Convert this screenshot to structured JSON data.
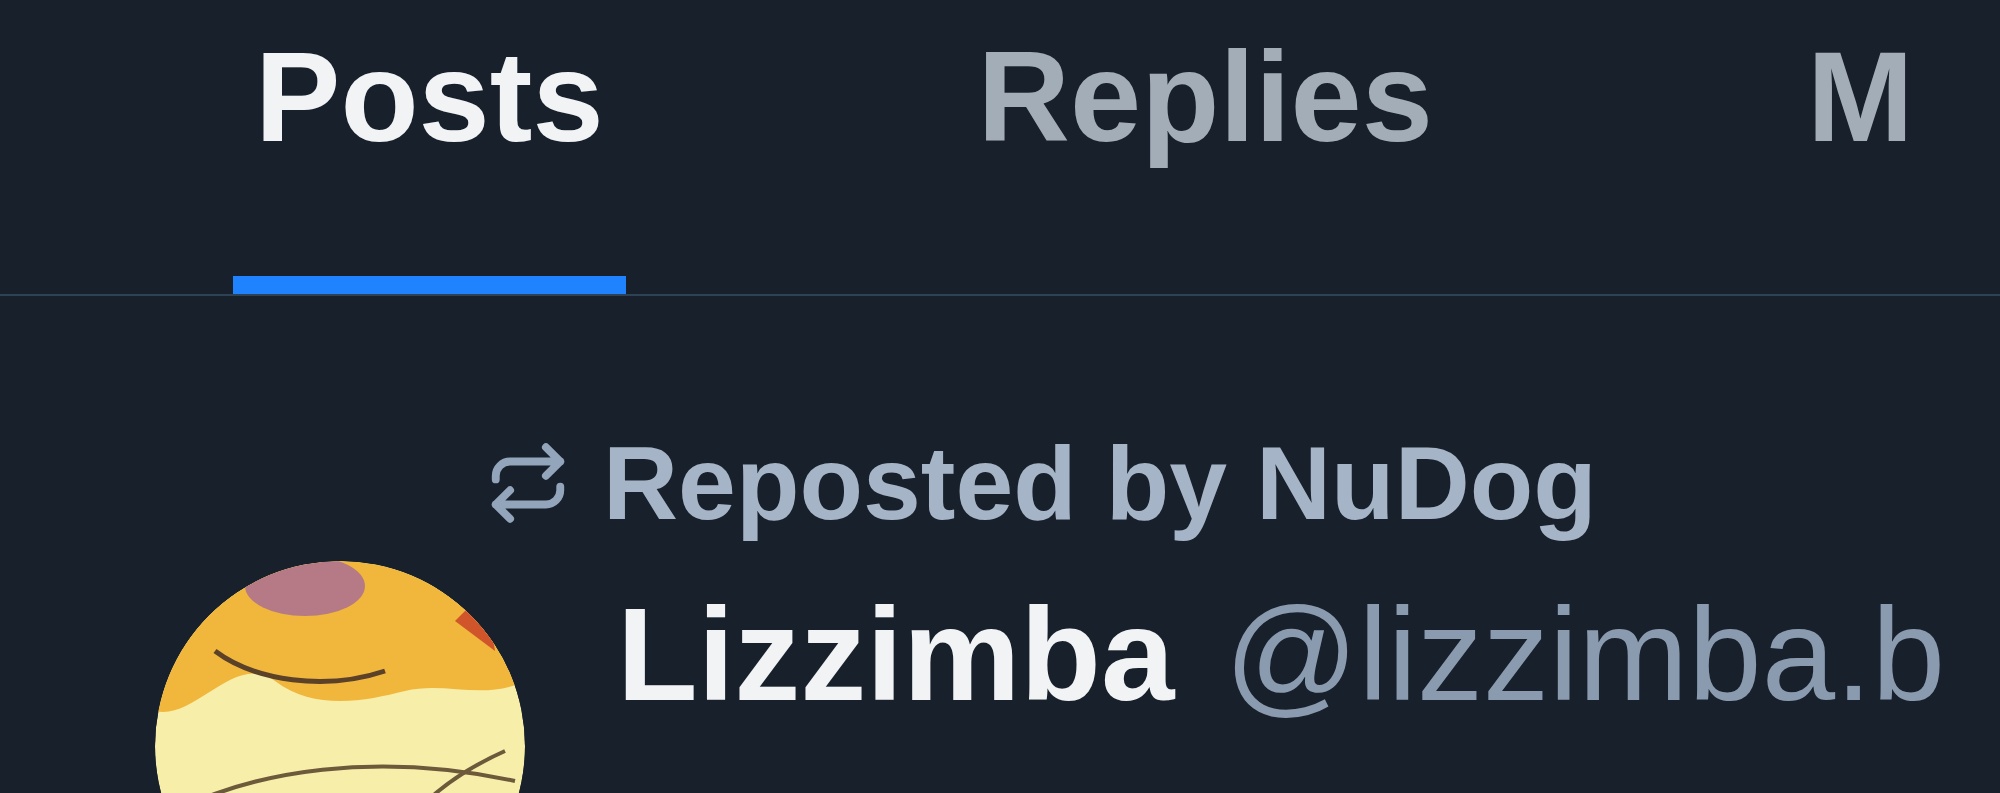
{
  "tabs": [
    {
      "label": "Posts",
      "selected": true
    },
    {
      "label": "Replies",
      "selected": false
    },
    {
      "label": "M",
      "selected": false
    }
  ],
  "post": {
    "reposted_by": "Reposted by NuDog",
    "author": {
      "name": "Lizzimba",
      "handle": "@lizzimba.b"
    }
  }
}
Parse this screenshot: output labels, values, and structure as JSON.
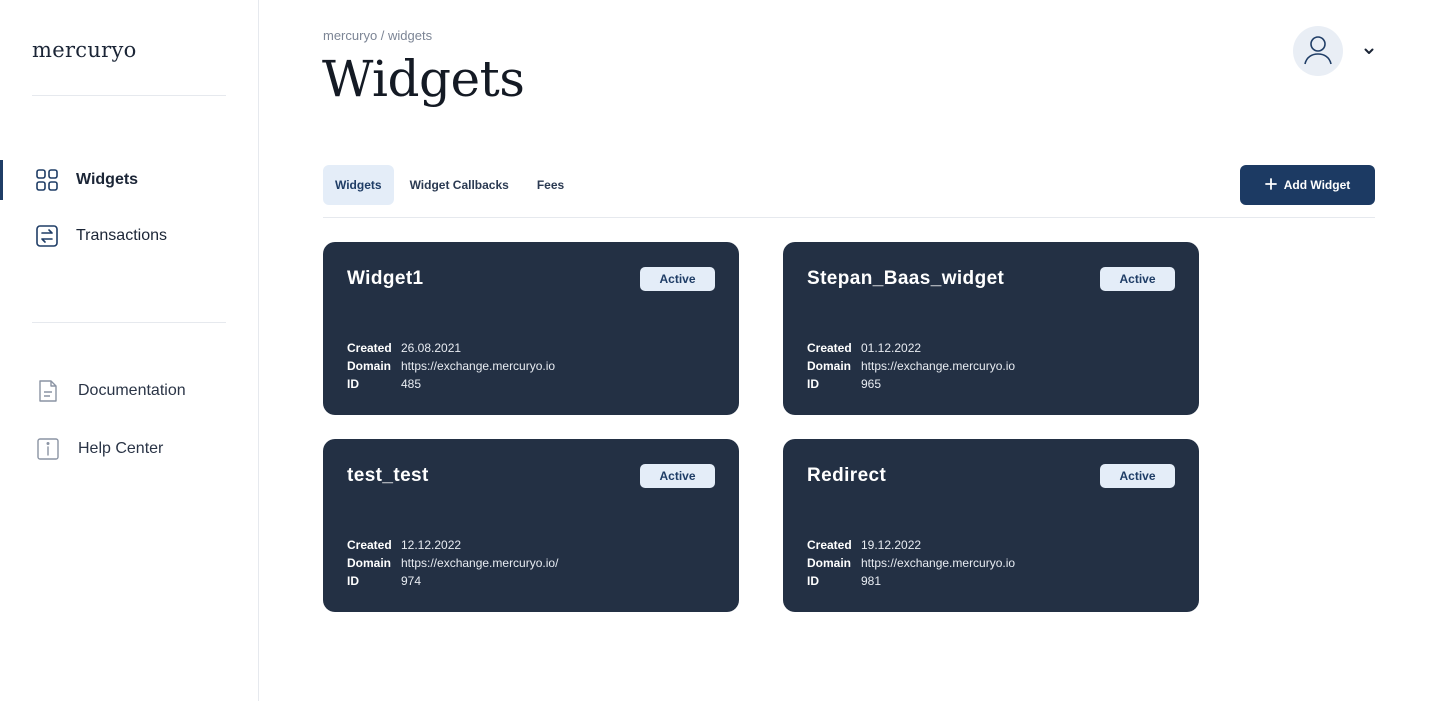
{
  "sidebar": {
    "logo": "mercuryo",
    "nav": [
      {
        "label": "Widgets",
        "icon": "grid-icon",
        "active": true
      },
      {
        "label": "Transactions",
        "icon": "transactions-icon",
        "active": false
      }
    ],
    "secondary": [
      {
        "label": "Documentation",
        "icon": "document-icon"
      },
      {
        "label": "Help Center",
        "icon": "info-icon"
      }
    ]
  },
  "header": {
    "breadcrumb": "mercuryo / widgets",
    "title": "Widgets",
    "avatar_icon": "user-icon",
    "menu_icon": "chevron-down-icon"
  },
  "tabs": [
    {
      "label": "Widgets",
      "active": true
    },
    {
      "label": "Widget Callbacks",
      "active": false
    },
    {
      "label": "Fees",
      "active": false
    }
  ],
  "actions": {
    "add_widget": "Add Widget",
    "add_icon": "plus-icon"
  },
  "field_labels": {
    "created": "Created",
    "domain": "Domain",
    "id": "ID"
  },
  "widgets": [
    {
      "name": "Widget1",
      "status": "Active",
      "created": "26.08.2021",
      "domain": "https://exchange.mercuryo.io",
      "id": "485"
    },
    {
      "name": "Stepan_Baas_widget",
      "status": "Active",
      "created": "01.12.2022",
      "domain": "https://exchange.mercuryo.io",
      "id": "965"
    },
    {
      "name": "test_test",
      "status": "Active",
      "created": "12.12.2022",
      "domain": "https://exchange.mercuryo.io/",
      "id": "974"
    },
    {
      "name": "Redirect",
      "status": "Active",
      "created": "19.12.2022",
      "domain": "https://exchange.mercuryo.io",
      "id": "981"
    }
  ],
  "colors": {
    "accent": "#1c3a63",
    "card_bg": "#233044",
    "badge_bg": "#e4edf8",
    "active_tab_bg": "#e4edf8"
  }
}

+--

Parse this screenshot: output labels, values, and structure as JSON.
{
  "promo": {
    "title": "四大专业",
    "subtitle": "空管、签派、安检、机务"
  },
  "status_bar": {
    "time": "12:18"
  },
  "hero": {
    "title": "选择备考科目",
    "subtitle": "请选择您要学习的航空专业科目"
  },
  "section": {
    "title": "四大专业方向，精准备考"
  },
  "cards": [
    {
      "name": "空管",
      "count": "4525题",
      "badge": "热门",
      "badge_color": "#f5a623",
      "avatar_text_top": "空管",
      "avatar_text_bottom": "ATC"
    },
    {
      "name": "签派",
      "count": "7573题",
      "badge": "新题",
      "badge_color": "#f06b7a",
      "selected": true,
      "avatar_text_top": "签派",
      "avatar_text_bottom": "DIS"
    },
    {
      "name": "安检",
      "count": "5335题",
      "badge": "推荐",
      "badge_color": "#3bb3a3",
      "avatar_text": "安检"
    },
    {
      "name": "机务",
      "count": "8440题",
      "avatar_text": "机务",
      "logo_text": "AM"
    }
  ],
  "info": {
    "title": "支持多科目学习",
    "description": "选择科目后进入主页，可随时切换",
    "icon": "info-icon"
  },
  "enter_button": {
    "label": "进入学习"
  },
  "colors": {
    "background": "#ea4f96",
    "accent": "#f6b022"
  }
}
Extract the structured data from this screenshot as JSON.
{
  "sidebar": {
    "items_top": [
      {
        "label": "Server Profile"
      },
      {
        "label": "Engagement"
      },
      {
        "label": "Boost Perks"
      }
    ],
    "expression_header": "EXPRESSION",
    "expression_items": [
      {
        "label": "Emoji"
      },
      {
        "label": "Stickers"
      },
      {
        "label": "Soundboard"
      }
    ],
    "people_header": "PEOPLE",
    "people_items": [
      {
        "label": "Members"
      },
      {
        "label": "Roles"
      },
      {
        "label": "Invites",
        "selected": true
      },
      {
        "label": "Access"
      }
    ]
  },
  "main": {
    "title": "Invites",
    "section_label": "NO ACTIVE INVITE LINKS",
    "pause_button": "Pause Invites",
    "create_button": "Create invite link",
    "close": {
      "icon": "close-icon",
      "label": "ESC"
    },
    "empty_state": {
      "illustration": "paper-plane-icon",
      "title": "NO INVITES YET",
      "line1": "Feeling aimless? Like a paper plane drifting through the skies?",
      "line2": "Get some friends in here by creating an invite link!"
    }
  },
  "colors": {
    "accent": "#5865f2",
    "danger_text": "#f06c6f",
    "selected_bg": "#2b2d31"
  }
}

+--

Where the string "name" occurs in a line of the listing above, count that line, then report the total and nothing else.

Task answer
9